Thursday, September 16, 2010

A Stroll from Padstow to Porthcothan

Easy day today.  Not as flat as a billiard table, but close to it by Coast Path standards.  The weather was great, too.  Sunny, warm enough to bring English families to the beach (that is, almost 60 degrees, and winds a little less than 20 knots). 
Unfortunately, because of the relatively tranquil weather, I didn't get to see the Spirit of Padstow launched down the rails from its Batcave.  Here's what the RNLI (ne Royal National Lifeboat Institution) lifeboat station looked like today. Beneath that is what it would look like with the 52-foot, 30-ton Spirit of Padstow being launched from the Batcave to rescue a yacht, or even a lowly fishing boat in distress.

I was, needless to say, bitterly disappointed.  But I consoled myself by taking pictures of the meager waves on offer today roiling against the rocks that sit out in the water along this section of the coast.  Although it's just about impossible to produce a decent black-and-white picture on a laptop screen (no color control, appearance changes radically with a small shift in up-and-down viewing angle), I tried my hand with one after I reached Porthcothan.

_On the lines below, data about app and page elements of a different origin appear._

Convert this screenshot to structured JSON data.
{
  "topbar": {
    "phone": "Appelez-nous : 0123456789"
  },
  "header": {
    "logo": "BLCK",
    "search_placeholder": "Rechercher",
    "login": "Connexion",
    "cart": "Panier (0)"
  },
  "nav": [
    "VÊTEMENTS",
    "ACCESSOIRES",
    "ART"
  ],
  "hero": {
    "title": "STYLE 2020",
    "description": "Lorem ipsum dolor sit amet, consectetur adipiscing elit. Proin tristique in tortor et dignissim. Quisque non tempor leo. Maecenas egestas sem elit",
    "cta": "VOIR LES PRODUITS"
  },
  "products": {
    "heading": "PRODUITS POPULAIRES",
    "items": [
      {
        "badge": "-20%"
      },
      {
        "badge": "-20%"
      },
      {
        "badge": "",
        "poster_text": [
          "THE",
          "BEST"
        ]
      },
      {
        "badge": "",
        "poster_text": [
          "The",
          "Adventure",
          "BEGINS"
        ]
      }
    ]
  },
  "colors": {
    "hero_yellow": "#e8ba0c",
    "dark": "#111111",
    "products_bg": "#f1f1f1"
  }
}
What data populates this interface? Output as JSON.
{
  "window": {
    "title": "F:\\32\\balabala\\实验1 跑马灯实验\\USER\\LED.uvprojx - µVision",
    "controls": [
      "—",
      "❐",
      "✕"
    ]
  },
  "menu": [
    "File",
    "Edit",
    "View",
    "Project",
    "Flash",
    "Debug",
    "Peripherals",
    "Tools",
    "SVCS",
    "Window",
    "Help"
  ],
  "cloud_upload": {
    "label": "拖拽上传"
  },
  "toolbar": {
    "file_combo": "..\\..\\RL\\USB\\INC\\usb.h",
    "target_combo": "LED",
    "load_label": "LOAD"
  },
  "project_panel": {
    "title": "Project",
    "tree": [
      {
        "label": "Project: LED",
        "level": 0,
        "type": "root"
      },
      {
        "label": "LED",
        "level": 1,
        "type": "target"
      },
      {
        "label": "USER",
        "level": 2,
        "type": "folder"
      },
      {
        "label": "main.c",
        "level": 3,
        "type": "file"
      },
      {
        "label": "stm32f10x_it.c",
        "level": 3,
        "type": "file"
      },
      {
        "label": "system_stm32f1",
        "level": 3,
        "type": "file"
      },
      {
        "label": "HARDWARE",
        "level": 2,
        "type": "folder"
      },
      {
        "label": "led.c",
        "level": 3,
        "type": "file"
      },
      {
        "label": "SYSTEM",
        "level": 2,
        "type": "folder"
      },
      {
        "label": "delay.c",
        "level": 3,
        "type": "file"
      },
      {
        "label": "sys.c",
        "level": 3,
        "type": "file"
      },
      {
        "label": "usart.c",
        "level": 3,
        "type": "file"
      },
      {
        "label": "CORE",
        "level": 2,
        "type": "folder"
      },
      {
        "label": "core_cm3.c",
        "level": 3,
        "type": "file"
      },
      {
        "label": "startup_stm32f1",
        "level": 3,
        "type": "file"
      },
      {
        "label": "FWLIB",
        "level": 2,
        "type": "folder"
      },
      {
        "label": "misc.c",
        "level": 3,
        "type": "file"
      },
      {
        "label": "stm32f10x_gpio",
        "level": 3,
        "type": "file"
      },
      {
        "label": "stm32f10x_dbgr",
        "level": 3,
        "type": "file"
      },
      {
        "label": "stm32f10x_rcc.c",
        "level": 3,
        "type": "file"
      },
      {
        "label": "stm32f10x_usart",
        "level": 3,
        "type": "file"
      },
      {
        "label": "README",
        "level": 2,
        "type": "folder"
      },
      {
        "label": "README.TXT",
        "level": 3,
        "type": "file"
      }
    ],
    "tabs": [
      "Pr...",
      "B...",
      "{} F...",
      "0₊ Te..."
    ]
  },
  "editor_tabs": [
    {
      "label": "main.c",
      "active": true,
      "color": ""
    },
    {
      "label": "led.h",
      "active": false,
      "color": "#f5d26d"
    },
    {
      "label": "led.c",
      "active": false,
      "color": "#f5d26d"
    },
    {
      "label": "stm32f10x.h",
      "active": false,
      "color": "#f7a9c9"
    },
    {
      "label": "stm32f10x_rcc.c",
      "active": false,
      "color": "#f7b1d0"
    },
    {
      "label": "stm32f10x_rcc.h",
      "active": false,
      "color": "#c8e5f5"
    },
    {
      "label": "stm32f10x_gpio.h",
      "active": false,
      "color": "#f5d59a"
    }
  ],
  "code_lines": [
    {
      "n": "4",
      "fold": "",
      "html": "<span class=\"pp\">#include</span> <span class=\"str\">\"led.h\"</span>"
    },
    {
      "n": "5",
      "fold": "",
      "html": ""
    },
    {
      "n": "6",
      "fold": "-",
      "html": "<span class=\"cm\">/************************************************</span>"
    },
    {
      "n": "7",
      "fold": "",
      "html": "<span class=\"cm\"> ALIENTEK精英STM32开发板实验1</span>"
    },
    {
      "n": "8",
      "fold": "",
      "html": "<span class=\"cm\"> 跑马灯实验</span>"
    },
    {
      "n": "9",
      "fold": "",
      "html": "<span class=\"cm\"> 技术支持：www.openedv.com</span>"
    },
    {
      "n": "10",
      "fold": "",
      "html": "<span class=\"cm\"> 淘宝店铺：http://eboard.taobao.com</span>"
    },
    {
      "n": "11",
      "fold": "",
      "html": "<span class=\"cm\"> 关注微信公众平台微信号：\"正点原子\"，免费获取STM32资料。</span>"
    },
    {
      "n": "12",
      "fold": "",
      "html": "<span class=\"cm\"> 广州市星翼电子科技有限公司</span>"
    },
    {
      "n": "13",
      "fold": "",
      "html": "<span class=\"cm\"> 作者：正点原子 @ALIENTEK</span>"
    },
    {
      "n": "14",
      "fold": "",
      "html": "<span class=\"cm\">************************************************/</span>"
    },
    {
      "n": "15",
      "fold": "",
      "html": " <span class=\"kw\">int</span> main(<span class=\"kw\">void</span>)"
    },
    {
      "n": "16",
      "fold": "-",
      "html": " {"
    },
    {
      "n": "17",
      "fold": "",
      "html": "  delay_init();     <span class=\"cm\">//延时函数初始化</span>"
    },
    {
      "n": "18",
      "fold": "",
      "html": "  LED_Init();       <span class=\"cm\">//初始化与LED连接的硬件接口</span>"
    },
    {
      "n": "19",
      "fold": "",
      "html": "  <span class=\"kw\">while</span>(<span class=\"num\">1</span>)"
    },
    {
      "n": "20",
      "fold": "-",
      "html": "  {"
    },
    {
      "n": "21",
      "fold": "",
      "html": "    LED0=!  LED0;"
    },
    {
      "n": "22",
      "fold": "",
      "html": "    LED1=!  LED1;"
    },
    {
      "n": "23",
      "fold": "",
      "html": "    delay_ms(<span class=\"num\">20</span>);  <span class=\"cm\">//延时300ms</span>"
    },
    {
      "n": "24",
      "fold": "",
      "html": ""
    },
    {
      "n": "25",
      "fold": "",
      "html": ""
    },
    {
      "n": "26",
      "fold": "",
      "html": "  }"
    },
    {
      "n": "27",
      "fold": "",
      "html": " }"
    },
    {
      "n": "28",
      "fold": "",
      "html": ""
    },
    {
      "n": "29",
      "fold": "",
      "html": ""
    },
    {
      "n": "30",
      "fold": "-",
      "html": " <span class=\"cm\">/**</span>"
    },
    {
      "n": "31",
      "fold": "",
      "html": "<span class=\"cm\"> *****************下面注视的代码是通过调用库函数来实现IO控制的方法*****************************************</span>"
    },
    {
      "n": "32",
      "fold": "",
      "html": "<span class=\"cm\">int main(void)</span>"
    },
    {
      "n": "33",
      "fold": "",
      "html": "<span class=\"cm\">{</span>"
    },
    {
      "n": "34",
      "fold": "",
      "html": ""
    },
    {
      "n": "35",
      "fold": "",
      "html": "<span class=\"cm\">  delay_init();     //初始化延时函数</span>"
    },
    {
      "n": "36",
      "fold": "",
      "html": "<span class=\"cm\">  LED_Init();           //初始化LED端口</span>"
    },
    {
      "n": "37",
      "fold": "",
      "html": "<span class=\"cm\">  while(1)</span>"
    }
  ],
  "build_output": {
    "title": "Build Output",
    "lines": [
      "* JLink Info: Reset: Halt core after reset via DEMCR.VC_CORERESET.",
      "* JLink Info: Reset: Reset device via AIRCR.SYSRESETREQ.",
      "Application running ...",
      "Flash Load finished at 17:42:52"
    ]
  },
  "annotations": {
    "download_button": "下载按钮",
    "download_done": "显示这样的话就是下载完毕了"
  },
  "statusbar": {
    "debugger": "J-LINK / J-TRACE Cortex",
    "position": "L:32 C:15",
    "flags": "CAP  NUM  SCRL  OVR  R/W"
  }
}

Finally, I went back to look at the pictures I took several days ago of the dwarf sessile oaks that uniquely grow in small forest preserve near Dizzard, north of Crackington Haven. 
Compared with the standard sessile oak, Quercus petraea, which grows from 60 to over 140 feet in height, these twisted, stunted salt-tolerant oaks which survive on the wind-driven coastal slope rising from the ocean at Dizzard are 30 feet high at most, and often smaller.  It looks like a forest for witches and goblins.